Detective Work in the Desert Sands
"Archaeology is a little bit like detective work," says Irene Forstner-Müller, researcher at the Austrian Archaeological Institute at the Austrian Academy of Sciences (OeAW). There is plenty to do in Kom Ombo. The site contains evidence from the prehistoric up to the modern period. Traces of settlement that probably extend back to the early history of Egypt. Evidence of an important city already in the 3rd millennium B.C. Yet also an English fortress dating to 1886. "It is all very exciting", beams Forstner-Müller. At the site located 45 km north of Aswan, excavations have taken place under her directorship since 2017. Forstner-Müller and her team are entering uncharted territory with the project, a collaborative effort with the Egyptian Ministry of Antiquities (MoA): although Kom Ombo is indeed well known for its temple of the Greco-Roman period, the city itself has hardly been studied until now. That is all changing now.
Which significant discoveries have you made until now?
Irene Forstner-Müller: Last year we had unbelievable luck with the location at which we had begun to excavate. We immediately cut into a section there where we were able to understand the transition between the cemeteries that lay outside the city, a type of fortification, and an administrative region inside the city. We were able to date this to the so-called First Intermediate Period, that is, to ca. 2216–2025 B.C. When we laid out a deep section there, to our great surprise we encountered parts of an even older building. It belongs to the Fourth Dynasty, the period of the pharaohs Cheops and Chephren, the builders of the famous pyramids in Giza. We therefore have evidence that Kom Ombo was already a functioning city in the first half of the third millennium B.C.
How do you know that these buildings represent an administrative region?
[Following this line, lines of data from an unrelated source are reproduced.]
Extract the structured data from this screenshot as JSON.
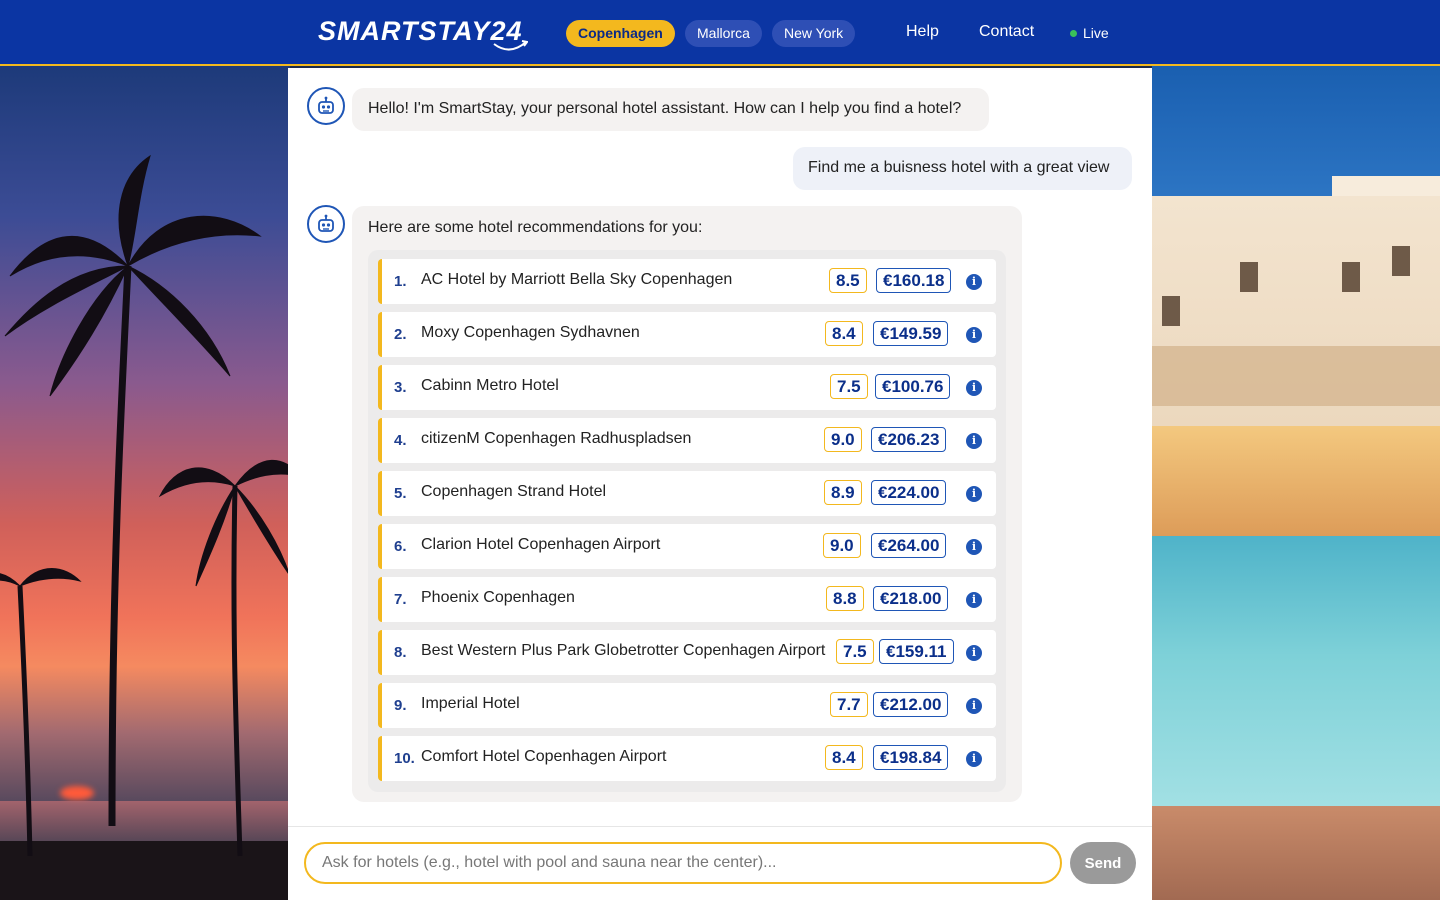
{
  "header": {
    "logo": "SMARTSTAY24",
    "cities": [
      "Copenhagen",
      "Mallorca",
      "New York"
    ],
    "active_city": "Copenhagen",
    "nav": {
      "help": "Help",
      "contact": "Contact"
    },
    "status": "Live"
  },
  "chat": {
    "greeting": "Hello! I'm SmartStay, your personal hotel assistant. How can I help you find a hotel?",
    "user_message": "Find me a buisness hotel with a great view",
    "reply_intro": "Here are some hotel recommendations for you:",
    "hotels": [
      {
        "num": "1.",
        "name": "AC Hotel by Marriott Bella Sky Copenhagen",
        "score": "8.5",
        "price": "€160.18"
      },
      {
        "num": "2.",
        "name": "Moxy Copenhagen Sydhavnen",
        "score": "8.4",
        "price": "€149.59"
      },
      {
        "num": "3.",
        "name": "Cabinn Metro Hotel",
        "score": "7.5",
        "price": "€100.76"
      },
      {
        "num": "4.",
        "name": "citizenM Copenhagen Radhuspladsen",
        "score": "9.0",
        "price": "€206.23"
      },
      {
        "num": "5.",
        "name": "Copenhagen Strand Hotel",
        "score": "8.9",
        "price": "€224.00"
      },
      {
        "num": "6.",
        "name": "Clarion Hotel Copenhagen Airport",
        "score": "9.0",
        "price": "€264.00"
      },
      {
        "num": "7.",
        "name": "Phoenix Copenhagen",
        "score": "8.8",
        "price": "€218.00"
      },
      {
        "num": "8.",
        "name": "Best Western Plus Park Globetrotter Copenhagen Airport",
        "score": "7.5",
        "price": "€159.11"
      },
      {
        "num": "9.",
        "name": "Imperial Hotel",
        "score": "7.7",
        "price": "€212.00"
      },
      {
        "num": "10.",
        "name": "Comfort Hotel Copenhagen Airport",
        "score": "8.4",
        "price": "€198.84"
      }
    ],
    "info_icon_glyph": "i"
  },
  "composer": {
    "placeholder": "Ask for hotels (e.g., hotel with pool and sauna near the center)...",
    "send_label": "Send"
  },
  "colors": {
    "brand_blue": "#0b35a3",
    "accent_yellow": "#f3b81e",
    "badge_text": "#0b2f8a"
  }
}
Forstner-Müller: We found rooms there with storage objects in which grain was probably stored. In ancient Egypt grain served as currency. From this we could conclude that we are dealing with an administrative centre here. With the excavations in the English fortress it is easier: what is great about this is that the British army documented everything very precisely. Here we know the functions of the rooms and don't have to speculate.
Are there particular highlights amongst the finds?
Forstner-Müller: The highlight of 2018 was a large number of seal impressions. In ancient Egypt, wares were always provided with clay seals in order to identify the owner – or to ensure that nothing was stolen. And we found many seal impressions with names of pharaohs of the Fifth Dynasty. This means that already in the mid-third millennium B.C., there were close connections between Memphis, the residence of the pharaohs at the time, and Kom Ombo.
Has the excavation of the English fortress also brought special finds to light?
Forstner-Müller: Yes, there we have even found an Austrian connection: a fez. This type of headgear was very popular in Egypt in the 19th century. And Austria at that time was the main producer of fezes which were then exported to Egypt.
The third season of excavations begins in October 2019; what are your plans for it?
Forstner-Müller: We hope to gain more information about the age of the city. That is: when was it inhabited for the first time? The long-term goal is to obtain a total picture of the city. Where precisely are the administrative centres? Where are the cemeteries located? Where do the branches of the Nile flow, and at what period? In 2019 we were also able to begin a project, funded by the research fund of the FWF, on Kom Ombo in the Old Kingdom, that is, in the third millennium B.C. We are very grateful for this, it's really helping us a lot.
What brings you the greatest satisfaction in your work?
Forstner-Müller: Figuring something out, or understanding connections - when one suddenly realises, for example, "Oh! That's an administrative building!" I would like to know above all how ancient Egyptian society functioned. Finding out something about that gives me more satisfaction than finding, for example, a gold vessel.